WSS 308 Global Perspectives on Women

WSS 450 Literature of Feminism

ENG 210 Introduction to Literary Studies

ENG 353Q William Faulkner

ENG 354 Jewett and Cather

ENG 366/ WSS 366 African American Writers

ENG 432 Colonial American Literature to 1820

ENG 434 American Literature 1865-1920

GRADUATE COURSES

WSS 550 Literature of Feminism

WSS 565 Feminist Theory

WSS 590 Research Seminar

WSS 798Q Feminist Standpoint Theory

ENG 581 Realism, Regionalism, and Naturalism: Writing Gender, Race, and Empire in the Late 19th-Early 20th Century U.S.

ENG 680 Problems in Period and Canon: The Problem of Realism

ENG 681 Authors and Critics: 20th Century U.S. Writing

ENG 684 Seminar: William Faulkner

ENG 685 Seminar: Sexual Modernism

ENG 685R Seminar: Literature of/and Feminism

ENG 700 History of English Studies (Textual Practices I)

ENG 703 Gender, Race and Class in English Studies

Selected Articles/Chapters

“The One Who Attends.” Teaching Writing: Landmarks and Horizons. Eds. Christina Russell McDonald and Robert L. McDonald. Carbondale and Edwardsville: Southern Illinois UP, 2002. 268-284.

“The Business of English.” The Relevance of English. Eds. Robert Yagelski and Scott Leonard. Urbana, IL: National Council of Teachers of English, 2002. 105-126.

"The Death of Paradigm Hope, the End of Paradigm Guilt, and the Future of (Research in) Composition." Composition in the 21st Century: Crisis and Change. Eds. Donald Daiker, Edward White, and Lynn Z. Bloom. Carbondale: Southern Illinois UP, 1996. 194-207.

"Upper-Division Assessment and the Postsecondary Development of Writing Abilities." The Practices and Politics of Assessment in Writing. Eds. Edward M. White, William D. Lutz, and Sandra Kamusikiri.
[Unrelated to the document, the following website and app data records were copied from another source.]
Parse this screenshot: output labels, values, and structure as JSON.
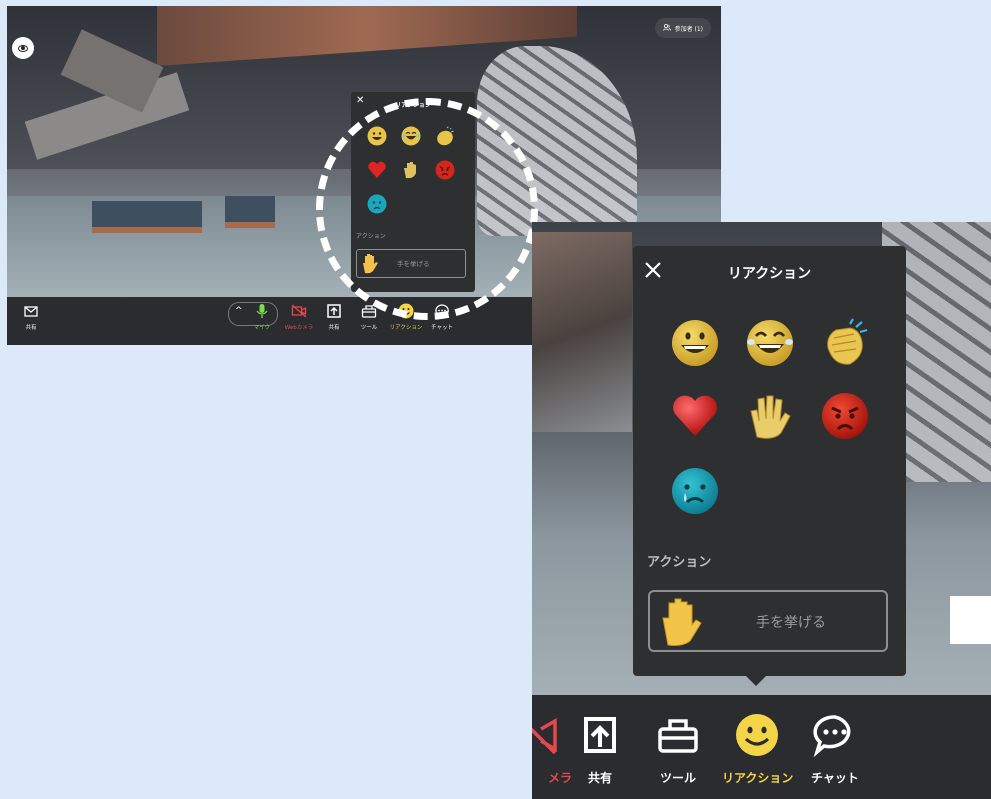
{
  "small_view": {
    "participants_label": "参加者 (1)",
    "toolbar": {
      "share_left_label": "共有",
      "mic_label": "マイク",
      "webcam_label": "Webカメラ",
      "share_label": "共有",
      "tools_label": "ツール",
      "reaction_label": "リアクション",
      "chat_label": "チャット"
    },
    "reaction_panel": {
      "title": "リアクション",
      "action_header": "アクション",
      "raise_hand_label": "手を挙げる"
    }
  },
  "zoom_view": {
    "reaction_panel": {
      "title": "リアクション",
      "emojis": [
        "grinning-face",
        "laughing-tears-face",
        "clapping-hands",
        "red-heart",
        "waving-hand",
        "angry-face",
        "crying-face"
      ],
      "action_header": "アクション",
      "raise_hand_label": "手を挙げる"
    },
    "toolbar": {
      "camera_partial_label": "メラ",
      "share_label": "共有",
      "tools_label": "ツール",
      "reaction_label": "リアクション",
      "chat_label": "チャット"
    }
  },
  "colors": {
    "page_bg": "#dbe9f8",
    "panel_bg": "#2e2f31",
    "toolbar_bg": "#2b2c2f",
    "mic_green": "#7fdc4f",
    "webcam_red": "#e5484d",
    "reaction_yellow": "#f4d547"
  }
}
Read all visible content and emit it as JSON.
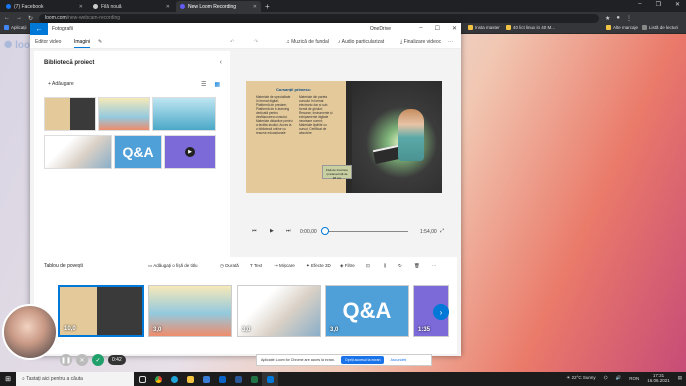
{
  "browser": {
    "tabs": [
      {
        "label": "(7) Facebook",
        "color": "#1877f2",
        "active": false
      },
      {
        "label": "Filă nouă",
        "color": "#cccccc",
        "active": false
      },
      {
        "label": "New Loom Recording",
        "color": "#625df5",
        "active": true
      }
    ],
    "new_tab": "+",
    "url_domain": "loom.com",
    "url_path": "/new-webcam-recording",
    "bookmarks": [
      "Aplicații",
      "Insta master",
      "40 lict linux in 40 M...",
      "Alte marcaje",
      "Listă de lecturi"
    ]
  },
  "photos": {
    "app_title": "Fotografii",
    "back_symbol": "←",
    "onedrive_label": "OneDrive",
    "toolbar": {
      "tab_video": "Editor video",
      "tab_images": "Imagini",
      "music": "Muzică de fundal",
      "audio": "Audio particularizat",
      "finish": "Finalizare videoc",
      "more": "···"
    },
    "library": {
      "title": "Bibliotecă proiect",
      "add": "+ Adăugare",
      "collapse": "‹"
    },
    "preview": {
      "heading": "Cursanții primesc:",
      "col1": "Materiale de specialitate în format digital; Platformă de predare; Platformă de e-learning dedicată pentru desfășurarea cursului; Materiale didactice pentru a facilita studiul; Acces la o bibliotecă online cu resurse educaționale",
      "col2": "Materiale din partea cursului în format electronic dar și sub formă de ghiduri; Resurse, instrumente și echipamente digitale necesare curent; Materiale tipărite cu cursul; Certificat de absolvire",
      "box": "Fișă de înscriere și adeverință de 48 ore"
    },
    "player": {
      "current": "0:00,00",
      "total": "1:54,00"
    },
    "storyboard": {
      "title": "Tablou de povești",
      "actions": [
        "Adăugați o fișă de titlu",
        "Durată",
        "Text",
        "Mișcare",
        "Efecte 3D",
        "Filtre"
      ],
      "clips": [
        {
          "duration": "10,0"
        },
        {
          "duration": "3,0"
        },
        {
          "duration": "3,0"
        },
        {
          "duration": "3,0"
        },
        {
          "duration": "1:35"
        }
      ]
    }
  },
  "notification": {
    "text": "Aplicație Loom for Chrome are acces la ecran.",
    "primary": "Opriți accesul la ecran",
    "secondary": "Ascundeți"
  },
  "recorder": {
    "timer": "0:42"
  },
  "taskbar": {
    "search_placeholder": "Tastați aici pentru a căuta",
    "weather": "22°C Sunny",
    "language": "RON",
    "time": "17:31",
    "date": "16.06.2021"
  }
}
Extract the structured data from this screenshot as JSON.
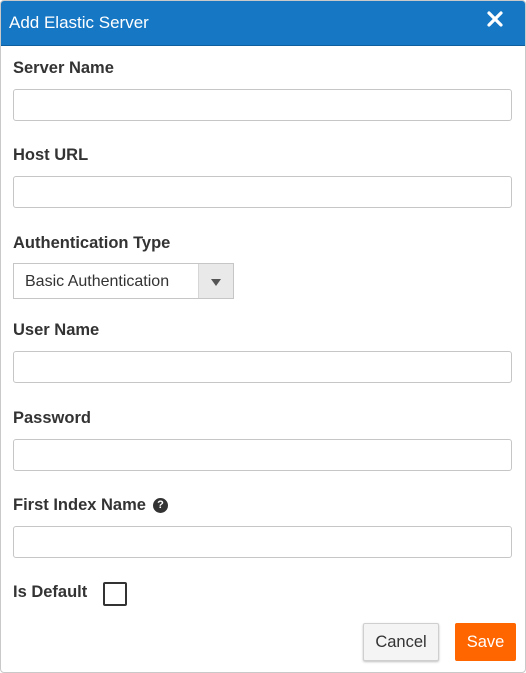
{
  "dialog": {
    "title": "Add Elastic Server",
    "close_icon": "close-icon"
  },
  "form": {
    "server_name": {
      "label": "Server Name",
      "value": ""
    },
    "host_url": {
      "label": "Host URL",
      "value": ""
    },
    "auth_type": {
      "label": "Authentication Type",
      "selected": "Basic Authentication"
    },
    "user_name": {
      "label": "User Name",
      "value": ""
    },
    "password": {
      "label": "Password",
      "value": ""
    },
    "first_index_name": {
      "label": "First Index Name",
      "value": "",
      "help_icon": "question-circle-icon",
      "help_glyph": "?"
    },
    "is_default": {
      "label": "Is Default",
      "checked": false
    }
  },
  "buttons": {
    "cancel": "Cancel",
    "save": "Save"
  },
  "colors": {
    "titlebar": "#1677c4",
    "save_button": "#ff6600"
  }
}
New York: MLA, 1996. 148-57.

"Revisiting 'The Idea of a Writing Center.'" The Writing Center Journal 15.1 (Fall 1994): 7-19.

"On Book Reviews in Rhetoric and Composition." Rhetoric Review 10.2 (Spring 1992): 348-362.

“The Idea of a Writing Center." College English 46.5 (1984): 433-46.